## What you will do
Go through the listing and copy each line that has the string "created" in it.

## Excerpted data
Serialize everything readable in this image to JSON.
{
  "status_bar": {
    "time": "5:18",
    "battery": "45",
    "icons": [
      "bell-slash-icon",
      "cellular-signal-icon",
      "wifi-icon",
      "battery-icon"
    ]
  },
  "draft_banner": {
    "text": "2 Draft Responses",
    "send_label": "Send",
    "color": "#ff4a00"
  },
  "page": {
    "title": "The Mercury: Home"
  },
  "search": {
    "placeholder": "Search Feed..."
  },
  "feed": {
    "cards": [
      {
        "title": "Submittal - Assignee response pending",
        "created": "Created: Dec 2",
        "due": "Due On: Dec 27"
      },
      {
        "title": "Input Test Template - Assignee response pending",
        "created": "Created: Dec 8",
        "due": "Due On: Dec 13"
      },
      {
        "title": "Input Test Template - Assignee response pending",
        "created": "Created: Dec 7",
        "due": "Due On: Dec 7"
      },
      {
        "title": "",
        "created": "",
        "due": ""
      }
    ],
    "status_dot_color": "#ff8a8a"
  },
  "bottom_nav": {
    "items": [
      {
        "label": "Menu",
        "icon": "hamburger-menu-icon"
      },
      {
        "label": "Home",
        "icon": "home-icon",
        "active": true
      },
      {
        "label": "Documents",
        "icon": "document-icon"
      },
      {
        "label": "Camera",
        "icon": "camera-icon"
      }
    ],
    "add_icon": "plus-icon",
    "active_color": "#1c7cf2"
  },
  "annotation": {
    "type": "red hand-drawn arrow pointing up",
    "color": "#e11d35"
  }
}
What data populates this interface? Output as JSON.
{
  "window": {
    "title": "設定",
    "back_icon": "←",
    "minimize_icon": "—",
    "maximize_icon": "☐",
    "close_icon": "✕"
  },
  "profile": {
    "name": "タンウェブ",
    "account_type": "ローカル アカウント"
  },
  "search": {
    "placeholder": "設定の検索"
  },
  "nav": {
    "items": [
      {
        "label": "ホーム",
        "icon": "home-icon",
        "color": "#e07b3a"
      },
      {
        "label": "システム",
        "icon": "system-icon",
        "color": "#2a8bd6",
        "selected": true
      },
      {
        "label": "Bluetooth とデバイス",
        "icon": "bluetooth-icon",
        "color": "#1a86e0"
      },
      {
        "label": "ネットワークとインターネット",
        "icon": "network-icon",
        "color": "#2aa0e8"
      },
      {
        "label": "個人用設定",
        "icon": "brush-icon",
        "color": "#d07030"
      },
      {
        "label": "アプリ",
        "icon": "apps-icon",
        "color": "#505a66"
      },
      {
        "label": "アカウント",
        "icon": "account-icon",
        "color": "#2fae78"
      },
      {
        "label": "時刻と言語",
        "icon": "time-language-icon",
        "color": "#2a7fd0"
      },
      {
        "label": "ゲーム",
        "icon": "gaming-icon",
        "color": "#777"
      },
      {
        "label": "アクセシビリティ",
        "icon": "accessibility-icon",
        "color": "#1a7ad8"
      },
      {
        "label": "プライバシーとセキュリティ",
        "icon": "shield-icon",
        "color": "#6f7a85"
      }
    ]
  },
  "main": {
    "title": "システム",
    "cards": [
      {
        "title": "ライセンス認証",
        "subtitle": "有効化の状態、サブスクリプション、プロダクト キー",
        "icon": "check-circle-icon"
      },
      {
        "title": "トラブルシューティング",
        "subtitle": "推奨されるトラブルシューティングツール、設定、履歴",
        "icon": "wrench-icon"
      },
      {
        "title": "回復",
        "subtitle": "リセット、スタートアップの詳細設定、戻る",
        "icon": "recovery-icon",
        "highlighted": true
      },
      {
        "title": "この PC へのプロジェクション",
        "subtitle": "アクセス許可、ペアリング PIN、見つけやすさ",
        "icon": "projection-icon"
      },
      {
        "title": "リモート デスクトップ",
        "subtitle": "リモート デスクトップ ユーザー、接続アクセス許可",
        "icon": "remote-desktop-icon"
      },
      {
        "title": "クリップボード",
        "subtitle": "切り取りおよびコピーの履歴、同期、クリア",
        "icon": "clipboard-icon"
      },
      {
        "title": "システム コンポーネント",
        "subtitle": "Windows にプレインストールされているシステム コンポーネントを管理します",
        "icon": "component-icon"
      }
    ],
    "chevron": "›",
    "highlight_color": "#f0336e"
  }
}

## Your solution
        "created": "Created: Dec 2",
        "created": "Created: Dec 8",
        "created": "Created: Dec 7",
        "created": "",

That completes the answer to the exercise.